Maddy Prior must be my age at least and her hair, once long and black, is now short, silver and tipped with chestnut - it looked very nice. She is no longer the sylphlike dancer who whirled around the stage but she did manage an Irish jig in a statuesque fashion. Her voice has improved no end, though. What was once a slightly shrill soprano is now full and and she can belt out the bluesy notes when she wants to. Sadly, founder member Tim Hart passed away two years ago of lung cancer, on the La Gomera, one of the Canary Islands.
The audience had, like me, matured along with the band. The couple next to me said they were old hippies and had the original vinyl LPs from the 1970s. They live on a boat and as the gentleman was in a wheelchair, I asked how he managed to get down into the saloon. "Spiral staircase," he explained. I assume he leaves his chair up top somewhere and hauls and slides his way down.
I was at the end of a row, right in front of a speaker, and after 2 1/2 hours I was half deaf with a cricked neck, resulting in my waking up with a migraine today and having to cancel lunch with friends. Oh dear. Seems like I'm too old to rock 'n' roll and too young to die!
The gig ended with a rousing version of the Steeleye anthem All Around My Hat, part of which was sung unaccompanied by us, the audience. I can proudly say that I gave it some welly and now have the sore throat to prove it.

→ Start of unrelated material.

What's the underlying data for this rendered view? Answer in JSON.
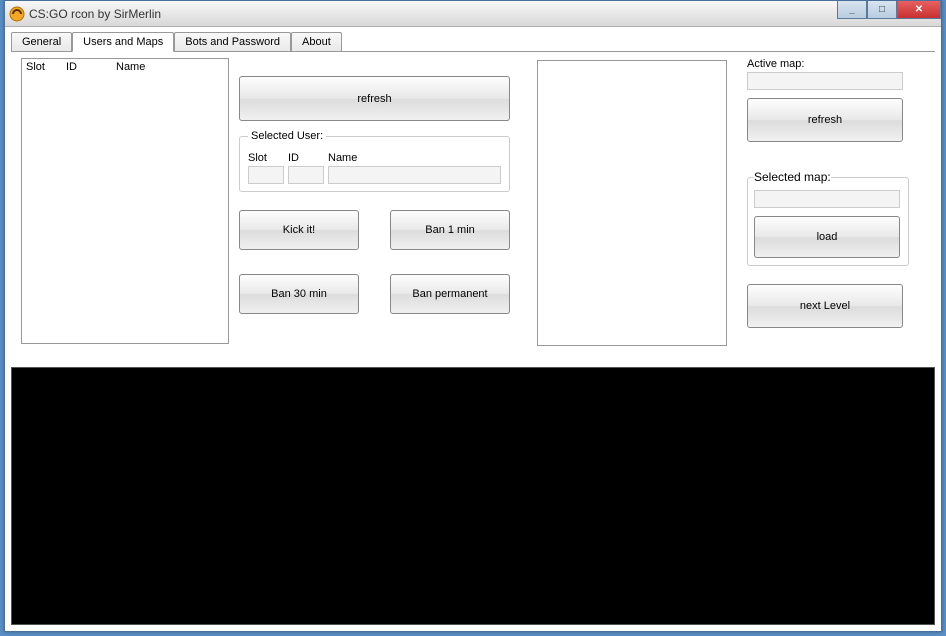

There was one song they sang called Let Her Go Down, about a sinking ship, that reduced me to tears, partly because the lyrics and harmonies were so moving and partly because it reminded me of the songs Louise used to sing with the Falmouth Shout shanty group. I shall have to buy the album and learn it. When I was in my twenties, if I felt sad and wanted a good cry, I always used to listen to Leonard Cohen - Bird on a Wire, So Long, Marianne, Traveller's Song... always guaranteed to elicit tears of nostalgie about poignant love won and lost. Now it is songs about the sea that are affecting me. But then, I am a Pisces whose father worked in shipping and whose great-grandfather was a Swedish sea captain and marine artist. Thinking about it, there aren't many happy songs about the sea, are there? All I can think of is What Shall We Do With the Drunken Sailor? To which my answer is give him more rum!